Exercise material START
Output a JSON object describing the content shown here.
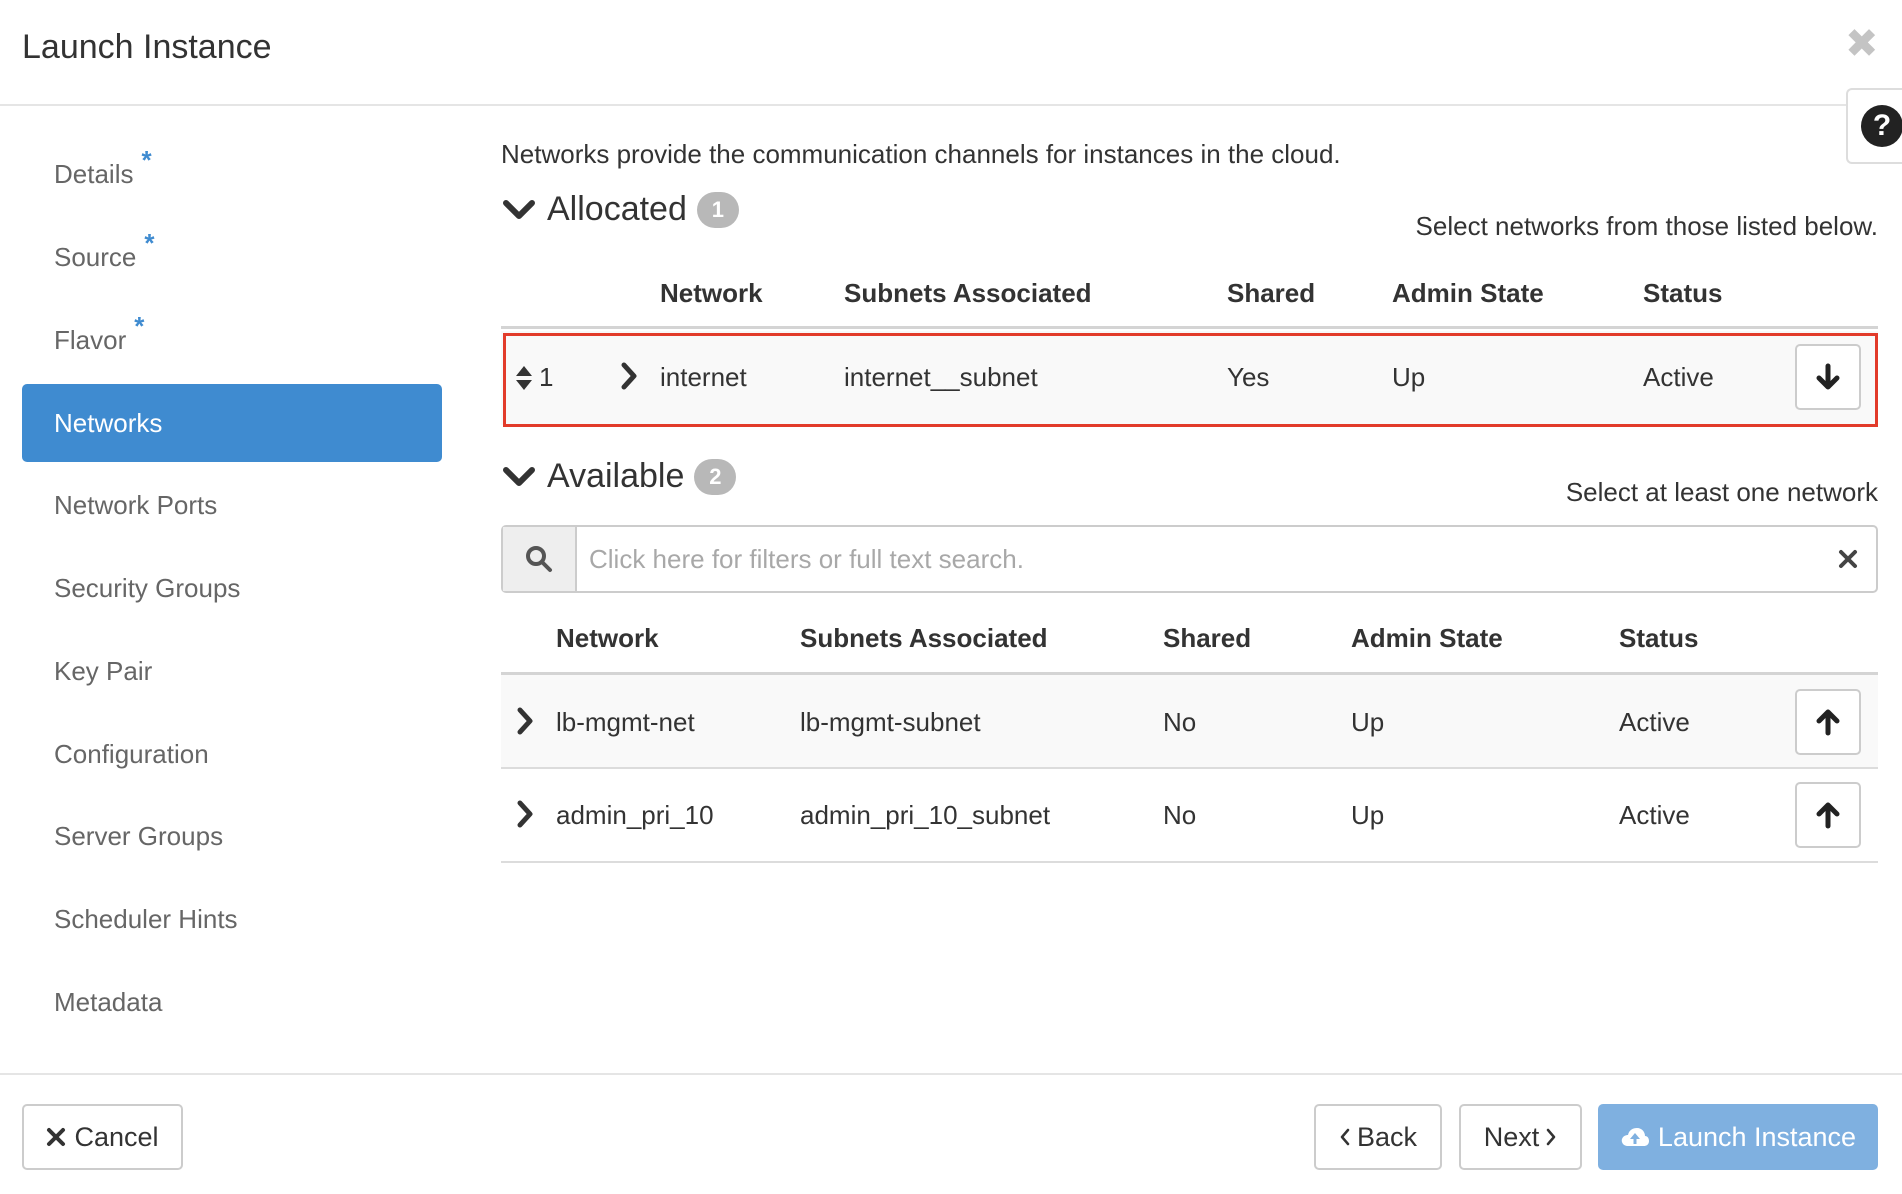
{
  "header": {
    "title": "Launch Instance",
    "close_glyph": "✖",
    "help_glyph": "?"
  },
  "sidebar": {
    "items": [
      {
        "label": "Details",
        "required": "*"
      },
      {
        "label": "Source",
        "required": "*"
      },
      {
        "label": "Flavor",
        "required": "*"
      },
      {
        "label": "Networks",
        "active": true
      },
      {
        "label": "Network Ports"
      },
      {
        "label": "Security Groups"
      },
      {
        "label": "Key Pair"
      },
      {
        "label": "Configuration"
      },
      {
        "label": "Server Groups"
      },
      {
        "label": "Scheduler Hints"
      },
      {
        "label": "Metadata"
      }
    ]
  },
  "main": {
    "description": "Networks provide the communication channels for instances in the cloud.",
    "allocated": {
      "title": "Allocated",
      "count": "1",
      "hint": "Select networks from those listed below.",
      "columns": [
        "Network",
        "Subnets Associated",
        "Shared",
        "Admin State",
        "Status"
      ],
      "rows": [
        {
          "order": "1",
          "network": "internet",
          "subnets": "internet__subnet",
          "shared": "Yes",
          "admin_state": "Up",
          "status": "Active"
        }
      ]
    },
    "available": {
      "title": "Available",
      "count": "2",
      "hint": "Select at least one network",
      "search_placeholder": "Click here for filters or full text search.",
      "columns": [
        "Network",
        "Subnets Associated",
        "Shared",
        "Admin State",
        "Status"
      ],
      "rows": [
        {
          "network": "lb-mgmt-net",
          "subnets": "lb-mgmt-subnet",
          "shared": "No",
          "admin_state": "Up",
          "status": "Active"
        },
        {
          "network": "admin_pri_10",
          "subnets": "admin_pri_10_subnet",
          "shared": "No",
          "admin_state": "Up",
          "status": "Active"
        }
      ]
    }
  },
  "footer": {
    "cancel_label": "Cancel",
    "back_label": "Back",
    "next_label": "Next",
    "launch_label": "Launch Instance"
  },
  "colors": {
    "accent": "#3f8bd0",
    "primary_button": "#7fb0e0",
    "highlight_border": "#e23b2a"
  }
}
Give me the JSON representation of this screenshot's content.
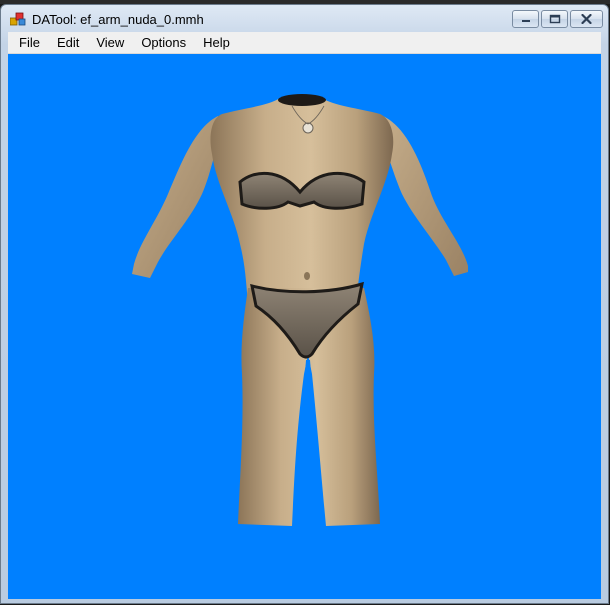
{
  "window": {
    "title": "DATool: ef_arm_nuda_0.mmh",
    "app_icon": "datool-app-icon",
    "controls": [
      "minimize-icon",
      "maximize-icon",
      "close-icon"
    ]
  },
  "menu": {
    "items": [
      {
        "label": "File"
      },
      {
        "label": "Edit"
      },
      {
        "label": "View"
      },
      {
        "label": "Options"
      },
      {
        "label": "Help"
      }
    ]
  },
  "viewport": {
    "background_color": "#0080ff",
    "content": "3d-model-render",
    "skin_color": "#c9b08c",
    "garment_color": "#2a2622"
  }
}
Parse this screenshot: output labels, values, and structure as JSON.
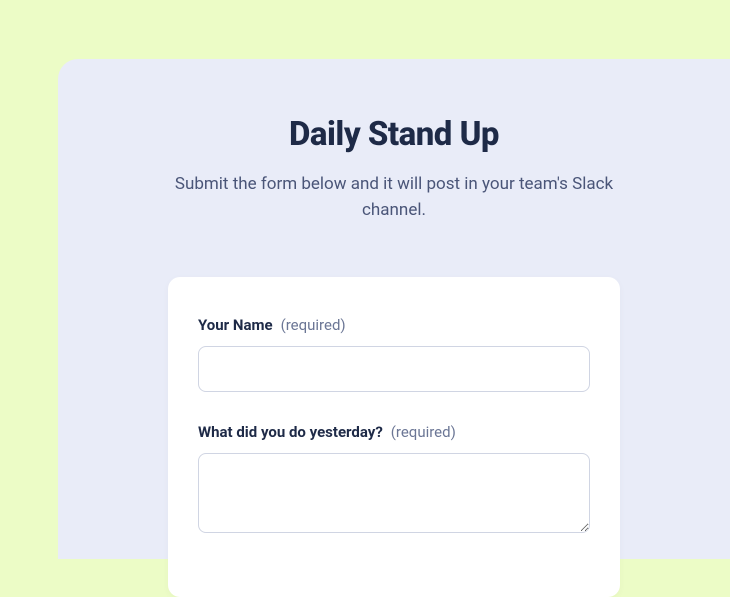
{
  "header": {
    "title": "Daily Stand Up",
    "subtitle": "Submit the form below and it will post in your team's Slack channel."
  },
  "form": {
    "fields": [
      {
        "label": "Your Name",
        "required_text": "(required)"
      },
      {
        "label": "What did you do yesterday?",
        "required_text": "(required)"
      }
    ]
  }
}
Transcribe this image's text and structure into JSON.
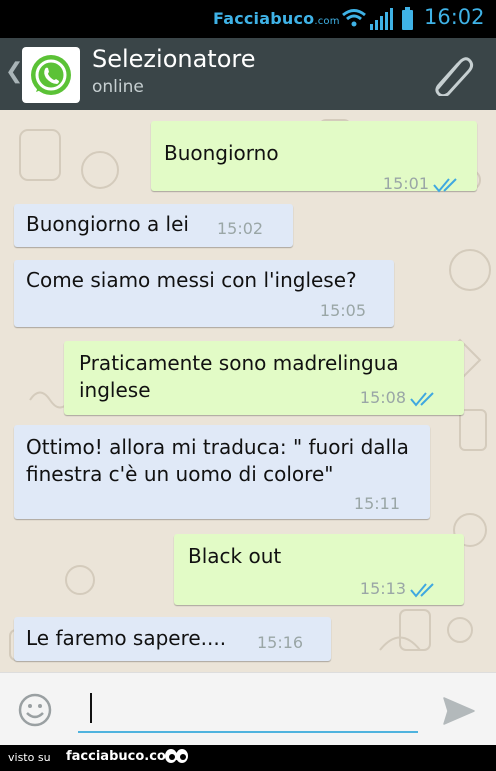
{
  "status_bar": {
    "brand_main": "Facciabuco",
    "brand_suffix": ".com",
    "time": "16:02",
    "icons": [
      "wifi-icon",
      "signal-icon",
      "battery-icon"
    ]
  },
  "header": {
    "back_glyph": "❮",
    "title": "Selezionatore",
    "subtitle": "online",
    "icons": [
      "whatsapp-icon",
      "paperclip-icon"
    ]
  },
  "messages": [
    {
      "direction": "out",
      "text": "Buongiorno",
      "time": "15:01",
      "read": true
    },
    {
      "direction": "in",
      "text": "Buongiorno a lei",
      "time": "15:02"
    },
    {
      "direction": "in",
      "text": "Come siamo messi con l'inglese?",
      "time": "15:05"
    },
    {
      "direction": "out",
      "text": "Praticamente sono madrelingua inglese",
      "time": "15:08",
      "read": true
    },
    {
      "direction": "in",
      "text": "Ottimo! allora mi traduca: \" fuori dalla finestra c'è un uomo di colore\"",
      "time": "15:11"
    },
    {
      "direction": "out",
      "text": "Black out",
      "time": "15:13",
      "read": true
    },
    {
      "direction": "in",
      "text": "Le faremo sapere....",
      "time": "15:16"
    }
  ],
  "composer": {
    "icons": [
      "emoji-icon",
      "send-icon"
    ]
  },
  "footer": {
    "visto": "visto su",
    "site": "facciabuco.com"
  },
  "colors": {
    "header": "#3a4548",
    "outgoing": "#e2fbc6",
    "incoming": "#e0e9f7",
    "background": "#ebe4d8",
    "accent": "#3fb2e6"
  }
}
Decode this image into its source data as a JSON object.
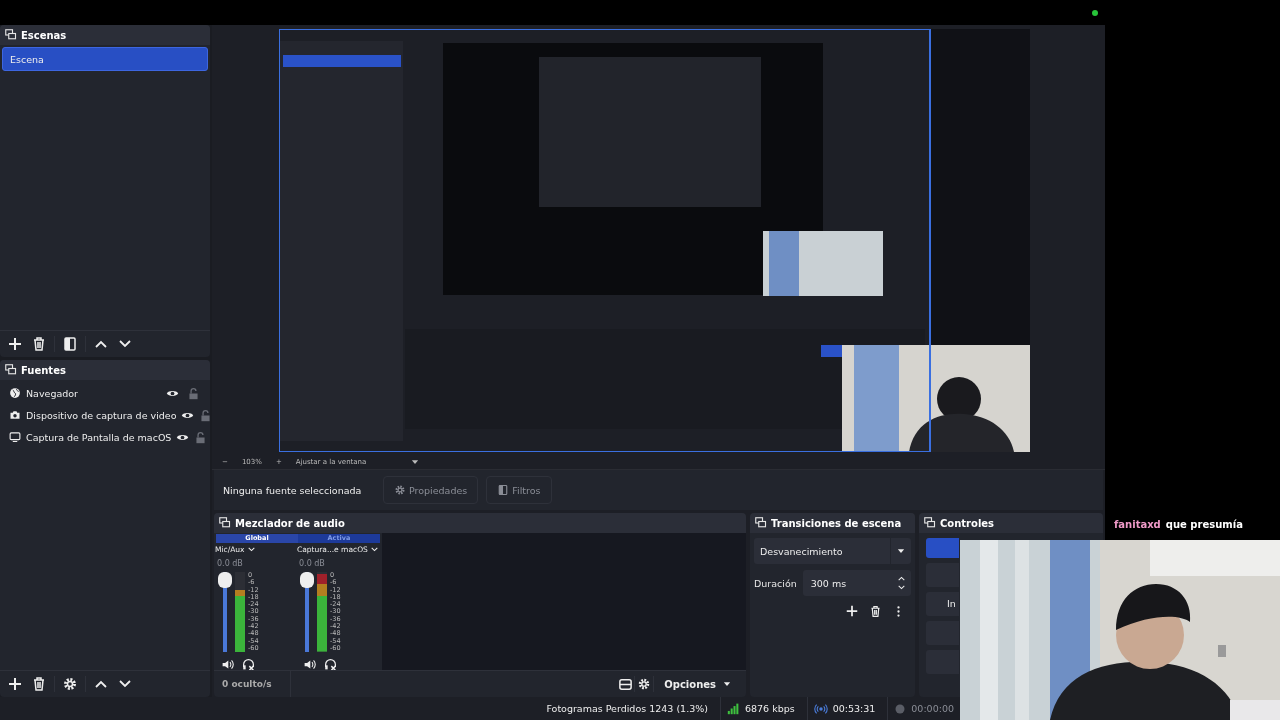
{
  "scenes": {
    "title": "Escenas",
    "items": [
      {
        "label": "Escena",
        "selected": true
      }
    ]
  },
  "sources": {
    "title": "Fuentes",
    "items": [
      {
        "label": "Navegador",
        "kind": "browser",
        "visible": true,
        "locked": false
      },
      {
        "label": "Dispositivo de captura de video",
        "kind": "camera",
        "visible": true,
        "locked": false
      },
      {
        "label": "Captura de Pantalla de macOS",
        "kind": "display",
        "visible": true,
        "locked": false
      }
    ]
  },
  "zoom_bar": {
    "zoom_out": "−",
    "zoom": "103%",
    "zoom_in": "+",
    "fit": "Ajustar a la ventana"
  },
  "context_bar": {
    "status": "Ninguna fuente seleccionada",
    "buttons": [
      {
        "label": "Propiedades",
        "kind": "properties",
        "disabled": true
      },
      {
        "label": "Filtros",
        "kind": "filters",
        "disabled": true
      }
    ]
  },
  "mixer": {
    "title": "Mezclador de audio",
    "tabs": [
      {
        "label": "Global",
        "selected": true
      },
      {
        "label": "Activa",
        "selected": false
      }
    ],
    "channels": [
      {
        "name": "Mic/Aux",
        "volume": "0.0 dB",
        "fader": {
          "level": 1
        },
        "meter": {
          "level": 0.78
        },
        "muted": false,
        "monitor_off": true,
        "scale": [
          "0",
          "-6",
          "-12",
          "-18",
          "-24",
          "-30",
          "-36",
          "-42",
          "-48",
          "-54",
          "-60"
        ]
      },
      {
        "name": "Captura...e macOS",
        "volume": "0.0 dB",
        "fader": {
          "level": 1
        },
        "meter": {
          "level": 0.97
        },
        "muted": false,
        "monitor_off": true,
        "scale": [
          "0",
          "-6",
          "-12",
          "-18",
          "-24",
          "-30",
          "-36",
          "-42",
          "-48",
          "-54",
          "-60"
        ]
      }
    ],
    "hidden": "0 oculto/s",
    "options": "Opciones"
  },
  "transitions": {
    "title": "Transiciones de escena",
    "transition": "Desvanecimiento",
    "duration_label": "Duración",
    "duration": "300 ms"
  },
  "controls": {
    "title": "Controles",
    "buttons": [
      {
        "kind": "primary"
      },
      {
        "kind": "plain"
      },
      {
        "kind": "plain",
        "label": "In"
      },
      {
        "kind": "plain"
      },
      {
        "kind": "plain"
      }
    ]
  },
  "status_bar": {
    "dropped_frames": "Fotogramas Perdidos 1243 (1.3%)",
    "bitrate": "6876 kbps",
    "stream_time": "00:53:31",
    "record_time": "00:00:00"
  },
  "chat_overlay": {
    "user": "fanitaxd",
    "message": "que presumía"
  }
}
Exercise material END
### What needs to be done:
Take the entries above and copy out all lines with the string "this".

### Exercise output:
Give me the JSON representation of this screenshot's content.
Parse this screenshot: output labels, values, and structure as JSON.
Transcribe this image's text and structure into JSON.
Decode this image into its source data as a JSON object.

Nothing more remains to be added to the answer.